These little bakes are super delicious, Moist and tender and full of flavour. I do recommend making them as they are super easy and the mixture can be stored ahead and kept in the fridge until you’re ready to bake.
You can vary the fillings and flavours very easily as I regularly do, to create a new bake. The only ingredient you need to include is a grated apple or pear as this gives the muffins their moist texture.
I like a teaspoon of ground ginger in these muffins but you could substitute cinnamon or another spice according to taste.
This recipe gives enough mixture to make 6 medium to large muffins. Double it for 12.
I made these muffins in a quirky Silverwood muffin tin, available pretty easily in the UK, but if you’re in Australia like me, you will need to go to Blackwood Lane in Melbourne to buy them. An ordinary muffin tin works just as well.
2 free-range eggs
140g raw sugar
100g apples, unpeeled and grated
75ml vegetable oil
150g plain flour
1 teaspoon baking powder
1 teaspoon ground ginger
¼ tsp salt
A handful of blackberries for the mixture plus extra for decoration
2 or 3 puréed blackberries with a squeeze of lime or lemon and enough icing sugar to make a glaze.
Pre-heat the oven to 160 degrees fan-forced 180 degrees non fan-forced.
Using an electric mixer and the whisk attachment, whisk the eggs until they are foamy. Then slowly pour in the sugar and whisk until the sugar has dissolved and the mixture has doubled in size.
Still using the whisk, mix in the grated apple and oil. With a metal spoon or spatula, gently fold in the flour, baking powder, ginger and salt.
The mixture can be baked straight away, but leaving it in the fridge for a few hours or even overnight gives the flour a chance to hydrate and the baking powder to activate, resulting in a more consistent muffin texture.
When ready to bake, grease your muffin tin.

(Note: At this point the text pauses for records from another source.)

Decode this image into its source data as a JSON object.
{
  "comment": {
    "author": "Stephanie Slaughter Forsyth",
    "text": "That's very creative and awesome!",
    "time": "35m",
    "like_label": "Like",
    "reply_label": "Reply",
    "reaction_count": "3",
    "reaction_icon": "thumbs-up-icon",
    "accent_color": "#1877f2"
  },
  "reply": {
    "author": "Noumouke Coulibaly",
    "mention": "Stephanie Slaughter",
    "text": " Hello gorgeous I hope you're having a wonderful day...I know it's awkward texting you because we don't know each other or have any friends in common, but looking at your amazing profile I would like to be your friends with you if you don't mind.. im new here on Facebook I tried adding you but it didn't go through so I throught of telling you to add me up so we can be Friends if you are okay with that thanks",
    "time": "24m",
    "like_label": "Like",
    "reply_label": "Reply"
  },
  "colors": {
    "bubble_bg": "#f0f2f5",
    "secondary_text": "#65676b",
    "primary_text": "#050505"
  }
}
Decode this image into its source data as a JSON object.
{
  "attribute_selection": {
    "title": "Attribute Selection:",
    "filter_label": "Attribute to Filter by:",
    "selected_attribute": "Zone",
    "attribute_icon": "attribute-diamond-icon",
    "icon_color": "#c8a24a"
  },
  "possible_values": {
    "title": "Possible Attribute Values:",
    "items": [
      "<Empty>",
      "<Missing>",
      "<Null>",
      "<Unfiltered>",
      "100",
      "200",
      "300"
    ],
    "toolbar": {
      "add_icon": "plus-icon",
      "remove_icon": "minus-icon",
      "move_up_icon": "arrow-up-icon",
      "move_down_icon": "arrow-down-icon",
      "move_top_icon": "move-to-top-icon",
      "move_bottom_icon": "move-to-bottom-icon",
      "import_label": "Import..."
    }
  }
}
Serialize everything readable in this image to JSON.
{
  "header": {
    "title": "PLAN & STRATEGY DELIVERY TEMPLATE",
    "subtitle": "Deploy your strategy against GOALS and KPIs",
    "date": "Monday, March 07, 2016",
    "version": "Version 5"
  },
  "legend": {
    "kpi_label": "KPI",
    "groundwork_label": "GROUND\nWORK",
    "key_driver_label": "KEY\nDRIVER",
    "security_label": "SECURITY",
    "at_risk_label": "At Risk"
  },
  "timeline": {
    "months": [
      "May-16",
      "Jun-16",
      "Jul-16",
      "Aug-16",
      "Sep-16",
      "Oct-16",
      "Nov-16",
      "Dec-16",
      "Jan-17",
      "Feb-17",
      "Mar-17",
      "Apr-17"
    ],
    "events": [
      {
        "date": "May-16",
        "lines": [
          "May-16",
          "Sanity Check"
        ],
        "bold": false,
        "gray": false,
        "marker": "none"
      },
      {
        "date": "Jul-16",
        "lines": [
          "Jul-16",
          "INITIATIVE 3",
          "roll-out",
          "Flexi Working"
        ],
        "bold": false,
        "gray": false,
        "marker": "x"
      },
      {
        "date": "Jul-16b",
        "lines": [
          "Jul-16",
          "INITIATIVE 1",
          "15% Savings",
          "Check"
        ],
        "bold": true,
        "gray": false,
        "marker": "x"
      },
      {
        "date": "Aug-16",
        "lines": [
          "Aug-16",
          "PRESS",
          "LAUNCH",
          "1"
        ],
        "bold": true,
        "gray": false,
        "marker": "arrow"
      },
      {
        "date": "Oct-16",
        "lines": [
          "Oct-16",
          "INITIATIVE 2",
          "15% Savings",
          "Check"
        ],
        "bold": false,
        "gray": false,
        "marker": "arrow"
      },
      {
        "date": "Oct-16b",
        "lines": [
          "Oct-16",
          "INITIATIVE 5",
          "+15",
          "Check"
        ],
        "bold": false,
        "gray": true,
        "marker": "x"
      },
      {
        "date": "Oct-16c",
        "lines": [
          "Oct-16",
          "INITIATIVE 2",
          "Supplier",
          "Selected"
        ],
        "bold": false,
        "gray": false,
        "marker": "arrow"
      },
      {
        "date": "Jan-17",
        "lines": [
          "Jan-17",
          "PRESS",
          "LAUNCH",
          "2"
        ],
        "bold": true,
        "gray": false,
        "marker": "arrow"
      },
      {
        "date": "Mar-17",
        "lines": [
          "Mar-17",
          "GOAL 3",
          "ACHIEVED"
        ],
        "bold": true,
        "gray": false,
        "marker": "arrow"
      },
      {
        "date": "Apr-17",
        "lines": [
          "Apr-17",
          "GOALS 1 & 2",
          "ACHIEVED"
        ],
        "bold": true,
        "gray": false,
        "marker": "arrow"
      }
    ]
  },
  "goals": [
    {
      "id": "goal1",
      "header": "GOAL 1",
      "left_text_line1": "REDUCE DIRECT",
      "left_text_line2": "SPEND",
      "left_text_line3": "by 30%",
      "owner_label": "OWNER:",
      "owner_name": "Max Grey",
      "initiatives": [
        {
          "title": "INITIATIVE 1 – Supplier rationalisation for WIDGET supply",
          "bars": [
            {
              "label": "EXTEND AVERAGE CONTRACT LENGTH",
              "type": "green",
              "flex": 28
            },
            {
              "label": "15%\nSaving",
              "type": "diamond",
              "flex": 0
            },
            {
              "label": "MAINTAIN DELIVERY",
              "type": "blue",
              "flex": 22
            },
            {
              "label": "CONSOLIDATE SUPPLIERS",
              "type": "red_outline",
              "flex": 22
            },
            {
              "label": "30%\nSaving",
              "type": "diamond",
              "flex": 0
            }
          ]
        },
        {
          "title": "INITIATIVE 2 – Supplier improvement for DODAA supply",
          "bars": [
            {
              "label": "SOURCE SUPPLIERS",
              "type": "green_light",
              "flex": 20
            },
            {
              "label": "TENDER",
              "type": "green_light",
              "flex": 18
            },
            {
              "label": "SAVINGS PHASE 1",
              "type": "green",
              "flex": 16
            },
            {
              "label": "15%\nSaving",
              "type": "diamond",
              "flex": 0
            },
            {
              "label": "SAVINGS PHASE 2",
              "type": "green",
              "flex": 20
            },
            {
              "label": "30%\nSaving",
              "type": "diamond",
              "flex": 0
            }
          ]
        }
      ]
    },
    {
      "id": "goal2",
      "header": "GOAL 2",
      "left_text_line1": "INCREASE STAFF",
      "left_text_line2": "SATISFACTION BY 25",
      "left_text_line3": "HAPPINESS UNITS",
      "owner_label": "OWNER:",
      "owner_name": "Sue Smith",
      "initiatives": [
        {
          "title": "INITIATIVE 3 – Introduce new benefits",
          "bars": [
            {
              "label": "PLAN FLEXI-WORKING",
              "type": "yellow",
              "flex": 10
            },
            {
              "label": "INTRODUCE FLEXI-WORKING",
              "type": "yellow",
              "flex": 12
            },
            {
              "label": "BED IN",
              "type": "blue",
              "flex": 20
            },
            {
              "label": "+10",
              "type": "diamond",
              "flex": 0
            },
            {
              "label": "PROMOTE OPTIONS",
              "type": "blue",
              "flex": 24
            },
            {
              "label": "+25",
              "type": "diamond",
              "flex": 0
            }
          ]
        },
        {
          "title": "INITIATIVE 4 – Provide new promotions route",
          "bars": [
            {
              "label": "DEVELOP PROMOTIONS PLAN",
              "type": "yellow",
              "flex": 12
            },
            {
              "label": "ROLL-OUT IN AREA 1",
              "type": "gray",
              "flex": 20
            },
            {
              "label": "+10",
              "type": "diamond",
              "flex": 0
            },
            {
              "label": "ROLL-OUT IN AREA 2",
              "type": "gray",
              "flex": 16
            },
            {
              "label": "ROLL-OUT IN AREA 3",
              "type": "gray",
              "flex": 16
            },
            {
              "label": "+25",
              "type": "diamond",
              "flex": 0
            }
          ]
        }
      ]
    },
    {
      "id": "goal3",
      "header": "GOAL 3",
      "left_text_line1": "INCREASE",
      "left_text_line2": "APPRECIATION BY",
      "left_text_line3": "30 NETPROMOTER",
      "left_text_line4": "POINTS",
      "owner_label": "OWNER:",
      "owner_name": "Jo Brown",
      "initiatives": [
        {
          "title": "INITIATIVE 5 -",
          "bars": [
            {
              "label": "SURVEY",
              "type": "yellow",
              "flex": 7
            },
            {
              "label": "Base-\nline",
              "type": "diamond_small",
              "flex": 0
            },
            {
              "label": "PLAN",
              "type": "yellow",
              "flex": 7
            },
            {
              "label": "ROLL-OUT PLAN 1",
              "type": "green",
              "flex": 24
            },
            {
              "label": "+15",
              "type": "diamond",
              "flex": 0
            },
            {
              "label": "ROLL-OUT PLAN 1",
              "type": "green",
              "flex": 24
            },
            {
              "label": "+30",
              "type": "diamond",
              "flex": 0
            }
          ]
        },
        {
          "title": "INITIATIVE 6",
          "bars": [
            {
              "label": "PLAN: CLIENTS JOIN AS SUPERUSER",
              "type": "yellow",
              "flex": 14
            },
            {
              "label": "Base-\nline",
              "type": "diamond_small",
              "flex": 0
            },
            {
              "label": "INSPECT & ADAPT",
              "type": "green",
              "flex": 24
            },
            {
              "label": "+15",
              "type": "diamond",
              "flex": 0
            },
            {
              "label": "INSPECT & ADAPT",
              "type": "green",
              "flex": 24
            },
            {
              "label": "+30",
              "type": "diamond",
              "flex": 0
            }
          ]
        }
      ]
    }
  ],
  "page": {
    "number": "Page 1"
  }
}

If you want to use a fancy tin, my advice is to butter and flour very carefully to avoid the muffins sticking. I actually butter the molds, stick in the fridge for 10 minutes, then butter again, and finally flour.
If using a traditional muffin tin, after greasing you can line the holes with large squares of baking paper to encase the muffins.
Spoon in the muffin mixture to fill the cavities 3/4 full.
At this point pop several blackberries into each muffin, mixing in carefully. The blackberries are put in last to stop them breaking up too much.
Place the muffins in the oven and cook for about 20 minutes, inserting a skewer into the muffins to check if they are cooked.
Remove the muffins from the oven and leave to cool in the tin for 5–10 minutes. Carefully remove from the tin, leaving the baking paper case on, if using, and place on a wire rack to cool completely.
To make the blackberry glaze, purée the blackberries and put through a sieve to remove the seeds. Mix with the lime or lemon juice and enough icing sugar to achieve the desired consistency.
Spoon the blackberry glaze over the muffins, allowing a little to drop down the sides.
Optional: a blackberry placed on top of each muffin for decoration.